Creating a to-scale drawing of your quilt allows you to see ahead of time how the finished quilt will look. You can use colored pencils or crayons to add color to your mock-up, but pieces cut from the actual fabrics are so much better!
Before you decide this is just too much work, consider that color, texture and pattern placement can be tricky. What seems to work perfectly as individual parts may be absolutely horrible when seen as a whole.
Taking the time to plan your quilt on paper allows you to play with fabric placement to see how each works with all the others. Also, you get the distance perspective without having to step back.
Trust me – you need to do this! (Seriously – you don’t want to learn this lesson by personal experience.)
Create a Scale Drawing
I always start with graph paper, a pencil and a ruler but you could create your quilt diagram on the computer and print it out if you have the software and know how to do so. (Which I do but I still prefer to draw mine the old fashioned way.)

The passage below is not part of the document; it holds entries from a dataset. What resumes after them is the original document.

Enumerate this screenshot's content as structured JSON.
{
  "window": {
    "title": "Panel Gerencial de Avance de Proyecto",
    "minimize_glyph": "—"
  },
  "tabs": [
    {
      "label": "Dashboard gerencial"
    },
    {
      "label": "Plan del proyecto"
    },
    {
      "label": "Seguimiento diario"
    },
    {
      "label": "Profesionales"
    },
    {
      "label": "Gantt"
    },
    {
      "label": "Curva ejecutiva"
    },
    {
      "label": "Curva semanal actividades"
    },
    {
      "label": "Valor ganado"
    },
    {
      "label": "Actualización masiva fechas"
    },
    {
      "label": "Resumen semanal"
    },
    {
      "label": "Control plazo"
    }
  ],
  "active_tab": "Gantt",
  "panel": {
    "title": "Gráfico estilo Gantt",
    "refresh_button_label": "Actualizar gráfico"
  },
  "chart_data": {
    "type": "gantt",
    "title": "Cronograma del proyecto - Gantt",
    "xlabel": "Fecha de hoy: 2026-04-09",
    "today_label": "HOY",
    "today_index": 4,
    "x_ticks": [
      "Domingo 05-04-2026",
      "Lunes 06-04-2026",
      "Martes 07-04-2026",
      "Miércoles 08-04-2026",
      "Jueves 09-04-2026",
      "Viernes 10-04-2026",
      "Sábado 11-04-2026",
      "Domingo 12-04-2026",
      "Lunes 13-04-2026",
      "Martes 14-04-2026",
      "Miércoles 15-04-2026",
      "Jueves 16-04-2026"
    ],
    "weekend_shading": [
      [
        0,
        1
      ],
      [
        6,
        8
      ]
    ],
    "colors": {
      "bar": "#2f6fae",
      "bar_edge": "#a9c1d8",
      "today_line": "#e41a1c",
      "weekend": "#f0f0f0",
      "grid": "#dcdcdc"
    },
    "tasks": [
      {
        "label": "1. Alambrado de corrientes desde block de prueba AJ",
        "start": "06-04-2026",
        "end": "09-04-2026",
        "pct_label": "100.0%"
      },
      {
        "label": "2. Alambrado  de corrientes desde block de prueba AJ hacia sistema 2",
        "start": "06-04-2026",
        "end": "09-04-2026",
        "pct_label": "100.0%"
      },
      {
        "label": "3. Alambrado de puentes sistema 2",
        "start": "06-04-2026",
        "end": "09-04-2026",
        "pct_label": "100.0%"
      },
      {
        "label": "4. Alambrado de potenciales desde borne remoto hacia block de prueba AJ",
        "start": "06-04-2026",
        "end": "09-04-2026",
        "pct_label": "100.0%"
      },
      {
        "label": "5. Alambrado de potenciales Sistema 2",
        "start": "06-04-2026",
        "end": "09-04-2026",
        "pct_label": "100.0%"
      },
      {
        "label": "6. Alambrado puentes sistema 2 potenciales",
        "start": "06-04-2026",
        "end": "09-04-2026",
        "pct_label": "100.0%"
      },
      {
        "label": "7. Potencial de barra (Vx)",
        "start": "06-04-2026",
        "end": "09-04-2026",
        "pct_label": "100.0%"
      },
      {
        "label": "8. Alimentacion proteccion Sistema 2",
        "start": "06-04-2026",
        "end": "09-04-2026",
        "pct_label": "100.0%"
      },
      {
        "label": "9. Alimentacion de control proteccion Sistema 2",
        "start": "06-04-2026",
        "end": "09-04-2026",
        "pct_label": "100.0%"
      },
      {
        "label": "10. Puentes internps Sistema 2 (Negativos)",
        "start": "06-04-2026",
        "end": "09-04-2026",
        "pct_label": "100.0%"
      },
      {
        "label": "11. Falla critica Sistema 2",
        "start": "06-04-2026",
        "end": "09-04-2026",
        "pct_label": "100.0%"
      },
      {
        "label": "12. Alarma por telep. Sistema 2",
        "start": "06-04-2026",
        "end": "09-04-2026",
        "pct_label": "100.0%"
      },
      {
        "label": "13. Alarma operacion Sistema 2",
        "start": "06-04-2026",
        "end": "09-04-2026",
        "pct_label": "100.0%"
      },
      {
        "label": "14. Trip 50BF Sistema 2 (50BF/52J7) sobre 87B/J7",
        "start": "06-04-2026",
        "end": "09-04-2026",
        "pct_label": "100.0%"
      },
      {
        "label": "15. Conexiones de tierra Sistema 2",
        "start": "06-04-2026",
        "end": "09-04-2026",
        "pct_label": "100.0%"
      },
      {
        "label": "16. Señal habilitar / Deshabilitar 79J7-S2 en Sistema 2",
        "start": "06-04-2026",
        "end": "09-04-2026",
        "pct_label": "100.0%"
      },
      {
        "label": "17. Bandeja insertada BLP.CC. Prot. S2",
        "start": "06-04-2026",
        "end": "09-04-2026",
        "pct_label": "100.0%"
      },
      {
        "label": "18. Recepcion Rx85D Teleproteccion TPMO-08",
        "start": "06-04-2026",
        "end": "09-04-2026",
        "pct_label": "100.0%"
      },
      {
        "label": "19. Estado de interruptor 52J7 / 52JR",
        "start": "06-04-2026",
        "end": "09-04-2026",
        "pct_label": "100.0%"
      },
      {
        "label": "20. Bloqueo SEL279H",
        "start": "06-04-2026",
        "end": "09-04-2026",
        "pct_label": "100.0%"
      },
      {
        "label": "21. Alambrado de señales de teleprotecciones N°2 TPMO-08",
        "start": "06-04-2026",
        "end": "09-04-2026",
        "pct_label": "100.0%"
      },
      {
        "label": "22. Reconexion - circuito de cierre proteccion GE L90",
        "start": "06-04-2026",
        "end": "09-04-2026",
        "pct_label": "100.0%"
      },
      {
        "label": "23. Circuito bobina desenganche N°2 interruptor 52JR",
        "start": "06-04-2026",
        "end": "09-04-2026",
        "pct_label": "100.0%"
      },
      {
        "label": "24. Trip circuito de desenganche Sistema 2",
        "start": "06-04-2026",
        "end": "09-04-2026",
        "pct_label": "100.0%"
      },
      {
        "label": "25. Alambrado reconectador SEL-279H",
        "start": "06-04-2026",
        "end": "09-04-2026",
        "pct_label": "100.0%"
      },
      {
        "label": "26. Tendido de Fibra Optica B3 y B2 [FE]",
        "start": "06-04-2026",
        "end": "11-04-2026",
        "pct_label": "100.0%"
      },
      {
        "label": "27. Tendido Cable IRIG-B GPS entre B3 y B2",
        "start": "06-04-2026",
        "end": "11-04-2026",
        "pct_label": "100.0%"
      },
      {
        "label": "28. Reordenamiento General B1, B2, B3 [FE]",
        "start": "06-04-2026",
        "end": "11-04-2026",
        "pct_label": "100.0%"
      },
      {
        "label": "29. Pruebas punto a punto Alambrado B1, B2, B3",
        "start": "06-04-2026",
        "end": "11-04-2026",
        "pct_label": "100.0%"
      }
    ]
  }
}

Make your scale drawing as large as the paper will allow. I recently discovered quilt designer’s graph paper that is 12 by12 inches, but regular 8½ by 11 inch graph paper works, too. Choose a scale that works easily with your quilt. As my quilt design is all in multiples of 3, I went with 1 square=1½ inches. Please note that had I used regular graph paper, I would have had to change the scale as my design took the full 12-inch width.
Add the Primary Elements
There are usually set elements in a quilt design, so add these to your diagram first. I used a colored pencil for the sashing and then added fabric pieces cut to scale for my six focus blocks. In this particular quilt, the focus block placement was already determined so I just put the fabrics where they belonged. If placement is flexible for your primary quilt pieces, play around with the fabrics. Use double-stick tape to hold each piece in place. And if you need to move one, just peel it gently from the paper and re-stick it elsewhere.
Time to Play!
Cut fabric pieces to scale for the remaining blocks. My quilt’s double border required 50 pieces and I had 28 fabrics from which to choose. So I cut 2 to-scale rectangles from each fabric. I noted the fabric priority (either 1 or 2) on the back of each piece and added an arrow to show the correct orientation for plaids and stripes.
Now the fun begins! Stick a piece of double-stick tape in the center of each open spot and start arranging your fabrics. Move the fabrics around, adding new tape if the stickiness wears off. Rearrange until you are satisfied. Then walk away for a day or two so you can look at your quilt design with fresh eyes. Once you’re totally satisfied with the fabric placement, begin making your quilt.
Some Final Thoughts
Getting the memorial quilt design just right may take several tries – that’s why you’re doing it on paper first. Then you can use your mockup to easily create the quilt you envisioned.
Remember to take as much time as you need to perfect your design. My final quilt, for instance, underwent several more changes after the photo at right was taken. Over the course of a couple of days, I repositioned fabrics repeatedly to get a better balance between the plaids, stripes and colors. And I’m glad I did – not only was it fun, but the finished quilt is awesome!